▶ _Required work_: Extract all lines from the data beneath that include the word "JSON".

(Items from a dataset)
____________________
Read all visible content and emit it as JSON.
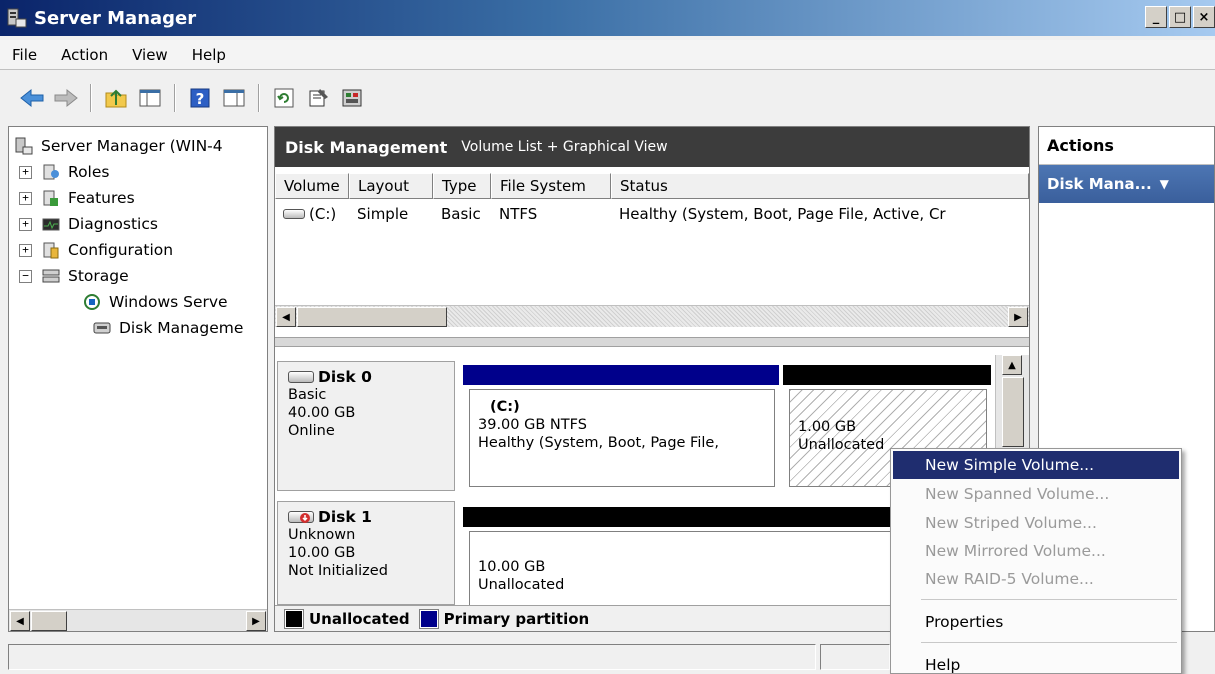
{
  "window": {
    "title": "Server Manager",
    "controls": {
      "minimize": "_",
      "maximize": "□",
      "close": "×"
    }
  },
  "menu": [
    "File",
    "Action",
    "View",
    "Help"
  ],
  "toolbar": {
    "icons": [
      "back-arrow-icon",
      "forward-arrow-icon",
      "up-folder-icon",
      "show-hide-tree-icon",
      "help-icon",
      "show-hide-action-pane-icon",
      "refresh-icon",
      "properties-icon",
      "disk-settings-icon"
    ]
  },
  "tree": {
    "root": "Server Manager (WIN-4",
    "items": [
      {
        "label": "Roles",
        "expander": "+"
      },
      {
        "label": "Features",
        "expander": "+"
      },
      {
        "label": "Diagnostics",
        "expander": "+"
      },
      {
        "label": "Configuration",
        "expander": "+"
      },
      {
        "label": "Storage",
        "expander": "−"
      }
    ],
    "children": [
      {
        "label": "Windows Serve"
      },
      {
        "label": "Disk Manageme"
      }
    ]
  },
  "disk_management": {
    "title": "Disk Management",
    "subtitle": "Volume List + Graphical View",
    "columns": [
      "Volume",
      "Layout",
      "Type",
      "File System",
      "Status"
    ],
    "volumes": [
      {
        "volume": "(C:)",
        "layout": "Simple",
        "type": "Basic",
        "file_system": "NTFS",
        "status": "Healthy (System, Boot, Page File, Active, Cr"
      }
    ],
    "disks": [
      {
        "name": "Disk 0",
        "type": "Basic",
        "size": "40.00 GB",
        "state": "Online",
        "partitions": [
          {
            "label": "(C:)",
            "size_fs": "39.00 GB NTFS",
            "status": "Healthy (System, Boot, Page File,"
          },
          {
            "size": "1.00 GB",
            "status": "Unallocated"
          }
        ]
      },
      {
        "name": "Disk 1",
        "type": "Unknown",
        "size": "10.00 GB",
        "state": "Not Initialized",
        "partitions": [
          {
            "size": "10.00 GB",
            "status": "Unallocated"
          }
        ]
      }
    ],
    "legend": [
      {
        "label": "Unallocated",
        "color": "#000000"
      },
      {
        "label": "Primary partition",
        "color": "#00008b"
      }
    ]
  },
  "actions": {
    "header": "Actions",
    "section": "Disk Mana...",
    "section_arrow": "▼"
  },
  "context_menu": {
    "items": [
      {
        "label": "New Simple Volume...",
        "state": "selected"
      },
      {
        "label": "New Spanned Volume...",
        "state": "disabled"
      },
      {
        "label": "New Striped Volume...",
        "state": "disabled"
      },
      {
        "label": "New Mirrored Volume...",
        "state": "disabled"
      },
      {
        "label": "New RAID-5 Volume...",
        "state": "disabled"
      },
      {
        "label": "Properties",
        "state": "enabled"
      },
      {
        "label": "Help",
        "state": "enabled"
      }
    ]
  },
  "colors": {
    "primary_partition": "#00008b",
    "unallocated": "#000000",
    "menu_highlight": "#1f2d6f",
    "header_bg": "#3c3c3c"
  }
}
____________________
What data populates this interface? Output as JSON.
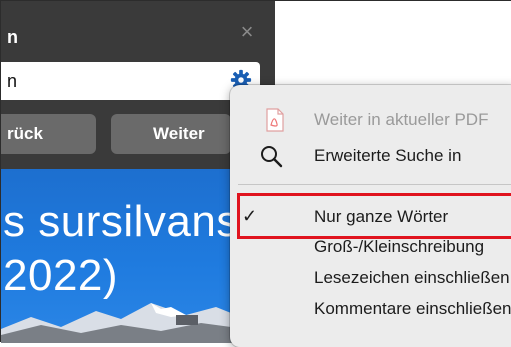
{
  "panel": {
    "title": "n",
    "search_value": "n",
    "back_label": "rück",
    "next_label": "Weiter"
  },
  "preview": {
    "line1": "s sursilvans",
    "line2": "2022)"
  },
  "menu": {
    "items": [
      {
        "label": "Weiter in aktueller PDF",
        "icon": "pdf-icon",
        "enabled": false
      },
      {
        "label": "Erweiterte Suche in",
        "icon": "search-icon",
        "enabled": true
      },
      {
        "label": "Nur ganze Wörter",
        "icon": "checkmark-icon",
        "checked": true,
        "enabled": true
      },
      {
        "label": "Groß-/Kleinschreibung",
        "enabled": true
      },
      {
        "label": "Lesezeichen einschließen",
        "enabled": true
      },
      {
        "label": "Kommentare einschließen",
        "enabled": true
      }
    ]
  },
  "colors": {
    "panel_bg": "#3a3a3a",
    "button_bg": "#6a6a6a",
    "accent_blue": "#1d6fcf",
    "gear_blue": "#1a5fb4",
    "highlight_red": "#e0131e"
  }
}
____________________
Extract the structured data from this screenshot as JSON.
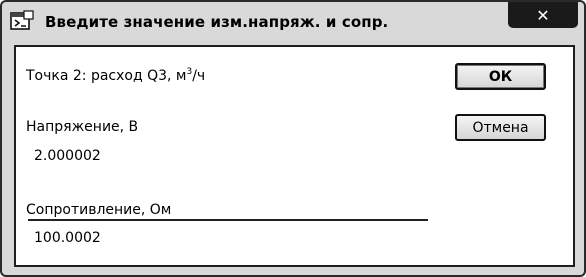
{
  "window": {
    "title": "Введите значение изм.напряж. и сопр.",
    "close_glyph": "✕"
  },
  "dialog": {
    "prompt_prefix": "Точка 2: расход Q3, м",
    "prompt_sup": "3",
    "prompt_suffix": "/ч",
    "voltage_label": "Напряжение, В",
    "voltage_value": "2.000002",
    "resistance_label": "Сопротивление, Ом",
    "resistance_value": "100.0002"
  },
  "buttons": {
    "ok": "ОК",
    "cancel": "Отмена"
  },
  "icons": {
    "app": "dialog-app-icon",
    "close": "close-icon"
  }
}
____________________
▶ _Answer section_:
Read all visible content and emit it as JSON.
What data populates this interface? Output as JSON.
Extract the structured data from this screenshot as JSON.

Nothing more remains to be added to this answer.